His first film credit was Skatetown, USA with Flip Wilson, Maureen McCormick, and Scott Baio. The movie looks like the love child of The Warriors and Xanadu. I won’t subject you to a review of that movie (mostly because I don’t want to subject myself) but here’s a video of Swayze’s performance.
Swayze didn’t perform in another major motion picture until 1983’s The Outsiders. Between Skatetown, USA and The Outsiders, he made a handful of TV Movies, performed as a dancer in Toto’s “Rosanna” music video, and landed a guest starring role on a 1981 episode of M*A*S*H, “Blood Brothers.”
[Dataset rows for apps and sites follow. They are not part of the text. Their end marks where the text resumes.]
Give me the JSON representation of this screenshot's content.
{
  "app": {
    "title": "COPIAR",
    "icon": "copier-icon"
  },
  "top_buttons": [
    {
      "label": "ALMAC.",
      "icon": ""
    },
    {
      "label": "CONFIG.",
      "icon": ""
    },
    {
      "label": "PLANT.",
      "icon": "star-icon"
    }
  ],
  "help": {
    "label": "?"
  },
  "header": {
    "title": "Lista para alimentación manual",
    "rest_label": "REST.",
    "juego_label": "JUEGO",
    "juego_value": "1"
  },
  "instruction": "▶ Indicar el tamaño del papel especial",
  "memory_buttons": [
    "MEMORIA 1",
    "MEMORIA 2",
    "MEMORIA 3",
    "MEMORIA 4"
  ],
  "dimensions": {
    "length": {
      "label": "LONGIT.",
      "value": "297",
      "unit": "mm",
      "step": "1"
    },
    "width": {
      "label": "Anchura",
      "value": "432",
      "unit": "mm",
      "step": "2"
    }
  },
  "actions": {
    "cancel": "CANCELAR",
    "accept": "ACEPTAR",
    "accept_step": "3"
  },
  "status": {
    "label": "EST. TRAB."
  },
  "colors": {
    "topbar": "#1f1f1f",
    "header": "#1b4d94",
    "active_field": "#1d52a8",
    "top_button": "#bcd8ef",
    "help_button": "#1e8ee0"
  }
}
In this truly heartbreaking episode, Swayze plays an injured soldier with an even more injured buddy. Swayze spends most of the episode agonizing over whether or not his friend will pull through. Swayze and his pal are the same blood type (hence the episode’s title), so he volunteers to supply blood for his friend’s transfusion.
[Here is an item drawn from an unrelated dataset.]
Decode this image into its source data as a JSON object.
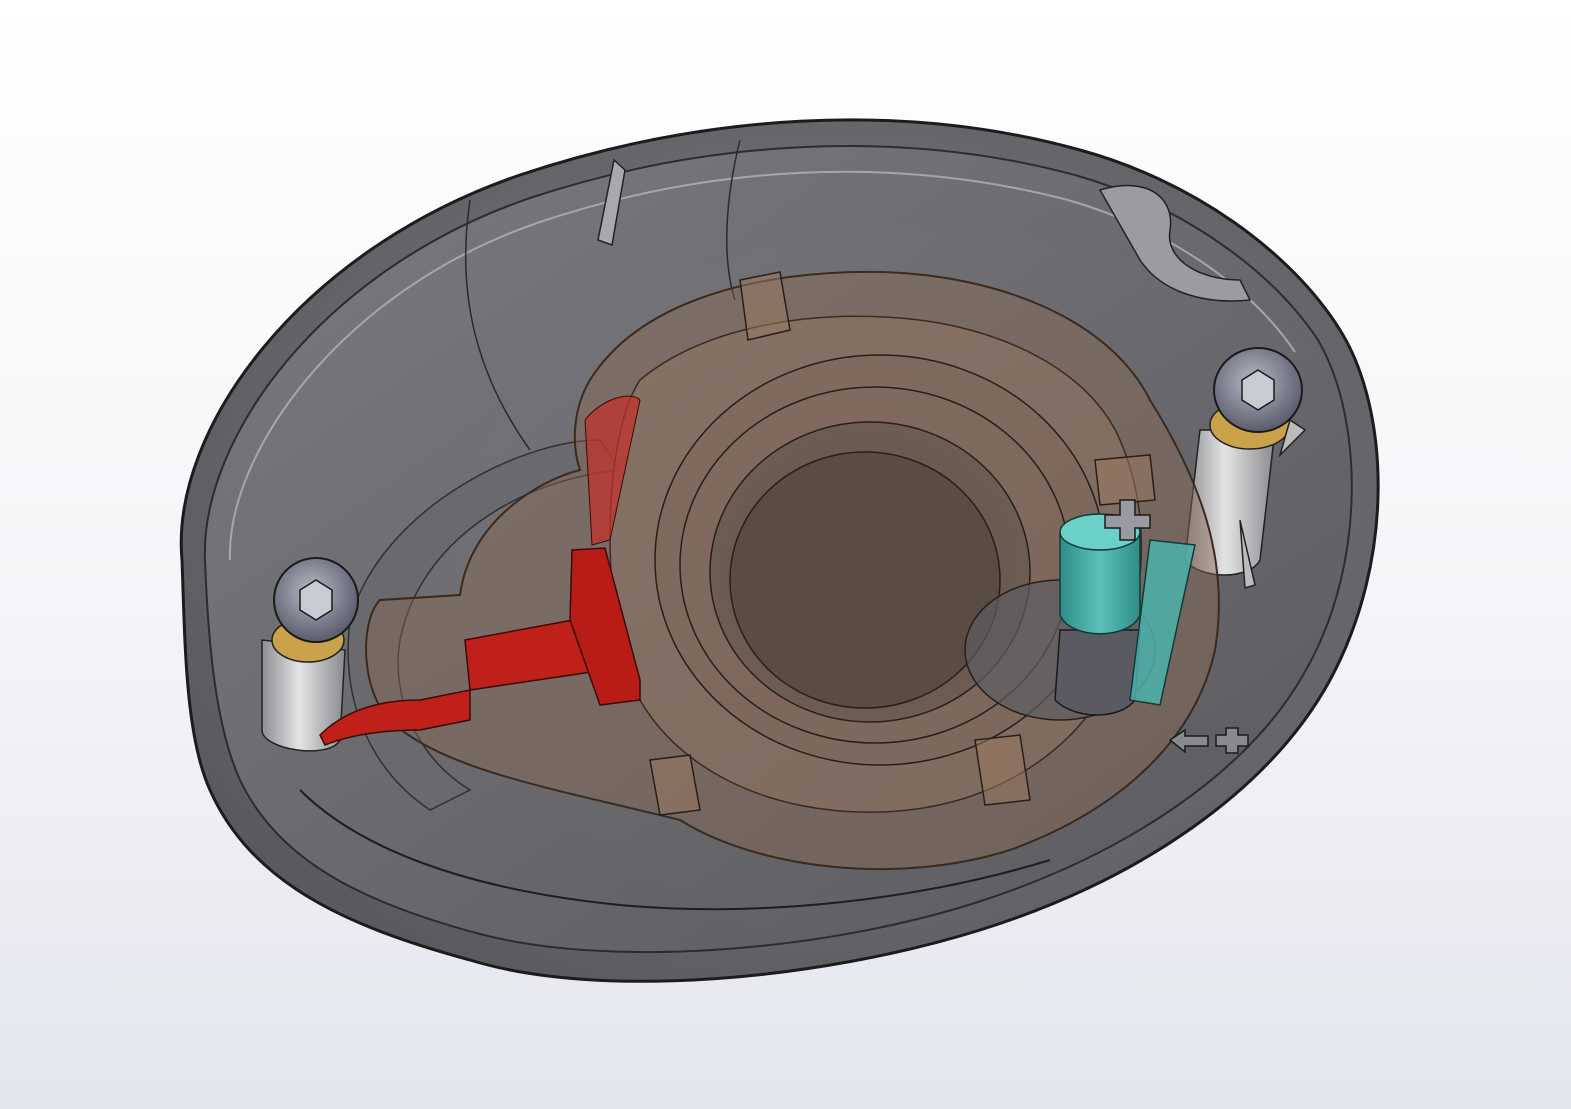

When he takes a blood sample, Hawkeye discovers that Swayze’s character has leukemia. Hawkeye and Honeycutt agonize over whether or not to tell him of their discovery, which is shocking to me. I didn’t grow up in the 1950s and have certainly never been in a MASH unit, but did doctors seriously not tell their patients things like that??????
The soldier becomes suspicious after a nurse takes several blood samples and Hawkeye tells him they’re moving him to Tokyo General. So Hawkeye finally comes clean.
It’s surprising that this is such an early film credit for Swayze because he seems so comfortable being vulnerable and raw in this episode. (Contrast this with Ted Danson’s fairly wooden performance on Laverne & Shirley around the same time.) And yes, Swayze certainly had a lot of performance experience from an early age in dance and, eventually, theater, but those mediums allow for a certain distance between the performer and the audience and require a different range of facial expression. That Swayze was able to transition between mediums so seamlessly, and seems utterly at rase with emoting to a camera lense in a tight shot, is truly remarkable.
Swayze’s soldier spends the entire night talking with the MASH unit’s priest and decides to stay by his friend’s bedside rather than go to Tokyo General for most-likely futile treatment. Swayze’s performance is made all the more poignant by his eventual real-life diagnosis with pancreatic cancer to which he would succumb in 2009.
Join me next week for Francis Ford Coppola’s The Outsiders.
For further reading on Patrick Swayze’s musical theater performances, see “Patrick Swayze, Song-and-Dance Man” from NPR’s Day to Day.